[Independent Living Center] Tiger Place focuses on monitoring its residents with a network of sensors placed in apartments, a monitoring network that now includes Kinect sensors in many rooms. What’s more, Tiger Place is an “age in place” facility, meaning seniors don’t have to move to different housing as they get older and require more assistance – the new services they need as they age are brought in to them, Rantz said.

Several apartments in Tiger Place have a Kinect mounted near the ceiling in the living room, where day after day the devices gather a mountain of data about the resident’s movement and motion.

Helping seniors is just one of a growing number of healthcare applications for Kinect.

Doctors are also using Kinect to help stroke patients regain movement. Surgeons are using it to access information without leaving the operating room and in the process sacrificing sterility. Healthcare workers are even using it to help with physical therapy and children with developmental disabilities or Attention Deficit Hyperactivity Disorder (ADHD).

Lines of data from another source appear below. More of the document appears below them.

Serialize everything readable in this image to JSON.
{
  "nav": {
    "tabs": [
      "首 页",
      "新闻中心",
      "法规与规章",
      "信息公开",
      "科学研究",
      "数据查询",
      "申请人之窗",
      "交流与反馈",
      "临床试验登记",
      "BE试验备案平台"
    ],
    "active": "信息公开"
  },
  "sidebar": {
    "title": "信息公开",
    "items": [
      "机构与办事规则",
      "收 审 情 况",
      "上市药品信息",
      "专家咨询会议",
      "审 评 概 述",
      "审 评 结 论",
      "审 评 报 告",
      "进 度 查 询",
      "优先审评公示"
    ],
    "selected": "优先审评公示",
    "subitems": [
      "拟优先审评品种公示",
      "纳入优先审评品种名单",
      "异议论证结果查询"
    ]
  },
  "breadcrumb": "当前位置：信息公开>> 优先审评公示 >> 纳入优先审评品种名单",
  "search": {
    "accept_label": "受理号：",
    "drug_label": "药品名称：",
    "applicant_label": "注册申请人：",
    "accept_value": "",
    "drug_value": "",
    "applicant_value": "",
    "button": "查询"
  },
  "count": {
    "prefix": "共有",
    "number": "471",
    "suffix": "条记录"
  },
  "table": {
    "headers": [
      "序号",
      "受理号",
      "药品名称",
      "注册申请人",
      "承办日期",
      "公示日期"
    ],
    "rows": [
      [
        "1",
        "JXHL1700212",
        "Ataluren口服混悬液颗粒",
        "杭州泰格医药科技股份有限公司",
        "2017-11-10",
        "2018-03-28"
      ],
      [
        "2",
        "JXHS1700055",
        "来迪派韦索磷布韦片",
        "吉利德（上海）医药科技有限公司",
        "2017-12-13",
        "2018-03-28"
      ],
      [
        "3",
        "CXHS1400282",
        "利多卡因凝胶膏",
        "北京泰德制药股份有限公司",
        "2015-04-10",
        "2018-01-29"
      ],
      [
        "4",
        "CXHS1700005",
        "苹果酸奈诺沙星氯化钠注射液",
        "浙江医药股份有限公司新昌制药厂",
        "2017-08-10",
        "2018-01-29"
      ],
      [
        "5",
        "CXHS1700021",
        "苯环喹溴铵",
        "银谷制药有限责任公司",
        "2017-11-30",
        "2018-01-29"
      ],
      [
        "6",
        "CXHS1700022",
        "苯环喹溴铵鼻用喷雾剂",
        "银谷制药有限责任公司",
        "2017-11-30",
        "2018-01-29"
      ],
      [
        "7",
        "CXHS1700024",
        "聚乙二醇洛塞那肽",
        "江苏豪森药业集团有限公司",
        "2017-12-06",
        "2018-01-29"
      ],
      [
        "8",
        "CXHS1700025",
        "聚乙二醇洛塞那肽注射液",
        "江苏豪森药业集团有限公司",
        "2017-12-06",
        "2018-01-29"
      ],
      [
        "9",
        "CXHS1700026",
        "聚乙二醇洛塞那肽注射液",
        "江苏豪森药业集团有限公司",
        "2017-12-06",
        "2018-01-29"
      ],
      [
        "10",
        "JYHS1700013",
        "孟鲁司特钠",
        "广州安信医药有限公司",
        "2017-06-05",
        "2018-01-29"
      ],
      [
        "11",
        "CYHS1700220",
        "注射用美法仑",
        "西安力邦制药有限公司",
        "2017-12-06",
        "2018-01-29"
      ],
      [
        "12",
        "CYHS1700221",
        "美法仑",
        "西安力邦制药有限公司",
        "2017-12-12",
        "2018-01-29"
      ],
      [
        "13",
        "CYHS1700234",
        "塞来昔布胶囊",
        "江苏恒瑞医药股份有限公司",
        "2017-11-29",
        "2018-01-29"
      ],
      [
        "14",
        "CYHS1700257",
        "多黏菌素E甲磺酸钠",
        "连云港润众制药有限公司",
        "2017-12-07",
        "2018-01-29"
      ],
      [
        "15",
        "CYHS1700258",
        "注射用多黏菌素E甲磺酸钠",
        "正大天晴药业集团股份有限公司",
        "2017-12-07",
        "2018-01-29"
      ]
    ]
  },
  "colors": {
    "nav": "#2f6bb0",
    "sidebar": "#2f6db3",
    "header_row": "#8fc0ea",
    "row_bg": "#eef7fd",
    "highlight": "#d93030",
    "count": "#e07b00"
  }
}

Thus, the genesis of the so-called “Kinect Effect” – a term coined in the hallways and conference rooms of Microsoft to describe the device’s increasingly widespread appeal and diversity of uses.

Read the entire release at Kinect Effect Reaches Into Hospitals, Senior Centers.

I’m a huge fan of Kinect hacks, especially when a Kinect is modified to help people move better in their homes and everyday surroundings. It is relatively cheap compared to a lot of other medical equipment, and the hack is often fun to use as well as being practical.

architecture · community · creativity

Recycled houses from around the world

I saw this article about a house made out of plastic bottles…

With a serious housing shortage but no shortage of plastic bottles littering the streets, the Development Association for Renewable Energies (DARE) – an NGO based in Nigeria – decided to build this incredible two-bedroom bungalow entirely out of plastic bottles! Although many in Kaduna were dubious when the project began construction in June this year, the nearly-complete home is bullet and fireproof, earthquake resistant, and maintains a comfortable interior temperature of 64 degrees fahrenheit year round!

This led to further searches, and found some other cool houses made out of reused materials:

Architects and homeowners are gradually discovering the benefits of shipping container homes. It turns out that the strong, cheap freight boxes make pretty useful building blocks. They can be loaded with creature comforts and stacked to create modular, efficient spaces for a fraction of the cost, labor and resources of more conventional materials. Shipping containers can be easily insulated and climate controlled, and they are being deployed as disaster relief shelters and modest vacation homes. In stacking configurations they are appearing as student housing and even luxury condos.

 

Plus for all you survivalists out there, they would be a great start to a less conspicuous (if left au naturale on the outside), possibly fit with a grounding net against EMPs, and generally fire proof.

 

Salvaged wine corks, which are easy to come by, provide an inexpensive form of cork flooring.
This Boeing 727 carried in the past passengers for South Africa Air and Avianca Airlines (Columbia). Today it is suspended on a 50 foot pedestal on the edge of the National Park, in Manuel Antonio, Costa Rica.

Lots more here and here. What other houses made out of recycled houses have you seen?

One question I have, however, is how well some of these houses actually blend into the environments they’re built. Are they actually beneficial to the Earth because they keep this stuff out of the landfill? Does it make the families who live in these places’ lives better? Thoughts?